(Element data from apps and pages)
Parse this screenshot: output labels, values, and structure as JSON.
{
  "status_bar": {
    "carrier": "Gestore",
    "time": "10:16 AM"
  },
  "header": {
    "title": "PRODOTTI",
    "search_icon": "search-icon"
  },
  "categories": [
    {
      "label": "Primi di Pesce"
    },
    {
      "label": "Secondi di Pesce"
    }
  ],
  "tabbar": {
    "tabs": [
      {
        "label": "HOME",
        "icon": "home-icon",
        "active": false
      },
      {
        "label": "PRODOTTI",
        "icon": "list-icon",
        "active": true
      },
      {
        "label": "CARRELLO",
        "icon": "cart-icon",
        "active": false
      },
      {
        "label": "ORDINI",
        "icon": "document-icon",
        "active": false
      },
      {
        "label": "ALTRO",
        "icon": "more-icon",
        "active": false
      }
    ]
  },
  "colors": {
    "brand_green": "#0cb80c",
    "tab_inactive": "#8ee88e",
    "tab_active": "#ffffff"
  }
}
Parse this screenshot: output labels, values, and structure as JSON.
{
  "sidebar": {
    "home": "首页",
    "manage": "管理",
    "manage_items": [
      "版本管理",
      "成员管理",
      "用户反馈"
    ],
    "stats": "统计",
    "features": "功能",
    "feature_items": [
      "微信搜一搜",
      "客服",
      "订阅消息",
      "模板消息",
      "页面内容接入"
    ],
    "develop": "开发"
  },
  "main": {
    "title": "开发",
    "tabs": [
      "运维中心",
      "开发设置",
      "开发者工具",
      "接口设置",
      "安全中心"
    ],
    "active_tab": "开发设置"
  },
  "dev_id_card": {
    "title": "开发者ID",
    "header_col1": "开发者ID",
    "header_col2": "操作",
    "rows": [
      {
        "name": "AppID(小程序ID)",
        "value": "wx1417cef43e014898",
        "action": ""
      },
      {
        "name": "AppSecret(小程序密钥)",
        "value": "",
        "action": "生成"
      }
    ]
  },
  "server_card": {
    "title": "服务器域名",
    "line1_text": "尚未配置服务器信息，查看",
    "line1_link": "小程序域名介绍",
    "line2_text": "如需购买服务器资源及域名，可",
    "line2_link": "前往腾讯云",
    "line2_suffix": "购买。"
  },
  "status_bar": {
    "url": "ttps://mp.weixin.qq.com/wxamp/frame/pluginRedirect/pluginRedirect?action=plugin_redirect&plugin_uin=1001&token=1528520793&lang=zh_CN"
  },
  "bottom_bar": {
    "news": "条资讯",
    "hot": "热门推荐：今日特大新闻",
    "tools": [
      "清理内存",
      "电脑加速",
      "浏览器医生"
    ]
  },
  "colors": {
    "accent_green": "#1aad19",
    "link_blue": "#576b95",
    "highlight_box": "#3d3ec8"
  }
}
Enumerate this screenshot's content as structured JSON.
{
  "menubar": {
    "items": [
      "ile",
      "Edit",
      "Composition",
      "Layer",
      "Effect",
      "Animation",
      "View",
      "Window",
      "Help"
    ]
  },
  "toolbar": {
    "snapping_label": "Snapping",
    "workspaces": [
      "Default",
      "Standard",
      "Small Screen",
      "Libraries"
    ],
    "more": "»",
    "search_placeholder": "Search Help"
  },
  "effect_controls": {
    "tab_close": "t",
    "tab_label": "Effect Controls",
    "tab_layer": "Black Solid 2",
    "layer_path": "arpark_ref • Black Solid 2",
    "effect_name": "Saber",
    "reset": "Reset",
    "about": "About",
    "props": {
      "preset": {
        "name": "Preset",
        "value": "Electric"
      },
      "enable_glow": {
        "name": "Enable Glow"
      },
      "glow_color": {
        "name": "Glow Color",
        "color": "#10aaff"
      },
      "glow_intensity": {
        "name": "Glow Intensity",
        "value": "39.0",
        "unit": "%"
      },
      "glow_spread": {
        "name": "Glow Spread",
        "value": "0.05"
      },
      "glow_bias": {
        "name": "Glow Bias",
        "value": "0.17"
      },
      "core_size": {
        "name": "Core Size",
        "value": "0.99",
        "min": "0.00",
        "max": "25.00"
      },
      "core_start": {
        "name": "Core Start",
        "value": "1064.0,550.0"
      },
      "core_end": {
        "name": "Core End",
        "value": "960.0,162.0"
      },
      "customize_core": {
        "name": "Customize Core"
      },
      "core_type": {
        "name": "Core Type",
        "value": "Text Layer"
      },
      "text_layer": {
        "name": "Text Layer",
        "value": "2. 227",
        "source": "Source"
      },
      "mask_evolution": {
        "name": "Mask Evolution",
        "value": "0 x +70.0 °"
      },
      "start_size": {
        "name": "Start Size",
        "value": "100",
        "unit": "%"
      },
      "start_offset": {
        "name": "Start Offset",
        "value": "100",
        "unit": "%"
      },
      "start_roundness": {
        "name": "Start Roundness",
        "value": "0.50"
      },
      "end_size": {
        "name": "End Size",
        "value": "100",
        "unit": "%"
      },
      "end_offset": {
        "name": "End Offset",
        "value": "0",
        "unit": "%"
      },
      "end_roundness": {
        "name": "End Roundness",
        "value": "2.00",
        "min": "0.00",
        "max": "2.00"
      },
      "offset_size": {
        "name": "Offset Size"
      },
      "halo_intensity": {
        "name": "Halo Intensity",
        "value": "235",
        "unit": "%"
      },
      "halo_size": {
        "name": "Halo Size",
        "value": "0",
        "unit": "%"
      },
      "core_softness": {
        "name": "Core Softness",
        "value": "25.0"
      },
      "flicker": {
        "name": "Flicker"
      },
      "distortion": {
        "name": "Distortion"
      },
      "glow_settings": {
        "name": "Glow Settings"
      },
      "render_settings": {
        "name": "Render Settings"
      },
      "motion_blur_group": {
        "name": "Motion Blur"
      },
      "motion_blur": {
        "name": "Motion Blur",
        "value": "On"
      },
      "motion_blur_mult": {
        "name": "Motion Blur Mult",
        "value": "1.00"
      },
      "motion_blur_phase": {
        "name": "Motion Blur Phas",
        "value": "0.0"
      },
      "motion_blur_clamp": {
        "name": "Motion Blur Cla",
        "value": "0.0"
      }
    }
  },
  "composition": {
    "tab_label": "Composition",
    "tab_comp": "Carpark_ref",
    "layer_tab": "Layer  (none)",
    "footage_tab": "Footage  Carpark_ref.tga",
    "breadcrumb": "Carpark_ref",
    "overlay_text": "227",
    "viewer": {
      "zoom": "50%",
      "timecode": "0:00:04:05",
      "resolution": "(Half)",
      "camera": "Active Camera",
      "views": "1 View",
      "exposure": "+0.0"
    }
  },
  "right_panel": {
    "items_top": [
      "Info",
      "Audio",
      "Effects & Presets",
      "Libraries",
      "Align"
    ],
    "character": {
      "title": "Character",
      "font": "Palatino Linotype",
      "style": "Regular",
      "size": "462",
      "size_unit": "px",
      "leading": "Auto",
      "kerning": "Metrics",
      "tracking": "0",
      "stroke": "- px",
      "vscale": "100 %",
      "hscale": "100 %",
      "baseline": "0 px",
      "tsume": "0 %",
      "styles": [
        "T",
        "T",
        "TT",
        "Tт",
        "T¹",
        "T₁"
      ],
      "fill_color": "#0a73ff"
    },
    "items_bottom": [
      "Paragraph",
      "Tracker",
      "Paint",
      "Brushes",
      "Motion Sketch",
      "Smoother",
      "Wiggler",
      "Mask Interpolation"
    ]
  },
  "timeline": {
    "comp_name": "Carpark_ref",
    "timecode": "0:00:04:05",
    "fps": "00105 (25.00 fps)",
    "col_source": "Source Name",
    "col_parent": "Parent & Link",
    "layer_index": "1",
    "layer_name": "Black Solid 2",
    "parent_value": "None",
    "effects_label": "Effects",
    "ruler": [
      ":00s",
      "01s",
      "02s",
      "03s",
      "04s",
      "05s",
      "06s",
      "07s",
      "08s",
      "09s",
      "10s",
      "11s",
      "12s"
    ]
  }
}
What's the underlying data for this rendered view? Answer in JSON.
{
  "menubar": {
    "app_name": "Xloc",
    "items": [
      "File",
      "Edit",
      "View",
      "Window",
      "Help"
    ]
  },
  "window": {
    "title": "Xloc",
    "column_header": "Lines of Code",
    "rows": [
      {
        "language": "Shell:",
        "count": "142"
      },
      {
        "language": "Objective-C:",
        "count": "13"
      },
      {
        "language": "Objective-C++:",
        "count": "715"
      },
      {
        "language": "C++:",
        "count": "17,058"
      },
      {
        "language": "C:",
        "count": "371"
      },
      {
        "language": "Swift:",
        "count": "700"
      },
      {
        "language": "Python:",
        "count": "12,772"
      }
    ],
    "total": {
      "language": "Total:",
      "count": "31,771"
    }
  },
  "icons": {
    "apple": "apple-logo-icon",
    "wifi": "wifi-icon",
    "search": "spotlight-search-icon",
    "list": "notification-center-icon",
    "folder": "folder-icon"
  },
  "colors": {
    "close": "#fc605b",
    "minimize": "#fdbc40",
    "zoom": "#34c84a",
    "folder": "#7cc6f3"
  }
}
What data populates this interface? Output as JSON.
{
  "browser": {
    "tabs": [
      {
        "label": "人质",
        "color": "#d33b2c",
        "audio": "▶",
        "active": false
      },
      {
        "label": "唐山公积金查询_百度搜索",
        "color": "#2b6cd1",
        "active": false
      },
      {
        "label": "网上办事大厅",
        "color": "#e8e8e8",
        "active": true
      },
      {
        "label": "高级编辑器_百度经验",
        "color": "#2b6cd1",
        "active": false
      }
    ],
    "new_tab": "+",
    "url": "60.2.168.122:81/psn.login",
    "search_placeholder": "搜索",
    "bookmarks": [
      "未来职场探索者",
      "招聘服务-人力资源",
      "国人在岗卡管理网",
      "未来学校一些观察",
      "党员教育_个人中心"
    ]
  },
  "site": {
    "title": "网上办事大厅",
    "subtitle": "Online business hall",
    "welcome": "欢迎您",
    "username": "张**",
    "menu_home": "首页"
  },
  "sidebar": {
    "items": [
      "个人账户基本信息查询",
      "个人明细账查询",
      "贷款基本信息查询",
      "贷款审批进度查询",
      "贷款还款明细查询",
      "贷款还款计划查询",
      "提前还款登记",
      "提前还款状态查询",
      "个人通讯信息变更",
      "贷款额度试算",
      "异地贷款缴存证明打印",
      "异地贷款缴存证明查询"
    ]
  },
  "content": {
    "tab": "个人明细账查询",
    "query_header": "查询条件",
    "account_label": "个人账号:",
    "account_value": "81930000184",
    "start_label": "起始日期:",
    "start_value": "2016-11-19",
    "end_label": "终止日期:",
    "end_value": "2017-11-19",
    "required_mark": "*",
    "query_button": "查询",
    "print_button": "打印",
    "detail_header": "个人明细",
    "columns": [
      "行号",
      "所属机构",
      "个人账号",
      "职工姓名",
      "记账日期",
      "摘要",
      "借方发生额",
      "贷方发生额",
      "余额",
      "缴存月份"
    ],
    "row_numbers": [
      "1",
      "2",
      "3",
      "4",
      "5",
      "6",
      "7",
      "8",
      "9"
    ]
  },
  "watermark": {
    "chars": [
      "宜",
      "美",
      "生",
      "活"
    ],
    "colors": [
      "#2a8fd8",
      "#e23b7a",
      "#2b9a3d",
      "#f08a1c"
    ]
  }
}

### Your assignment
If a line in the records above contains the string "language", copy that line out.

### The answer
        "language": "Shell:",
        "language": "Objective-C:",
        "language": "Objective-C++:",
        "language": "C++:",
        "language": "C:",
        "language": "Swift:",
        "language": "Python:",
      "language": "Total:",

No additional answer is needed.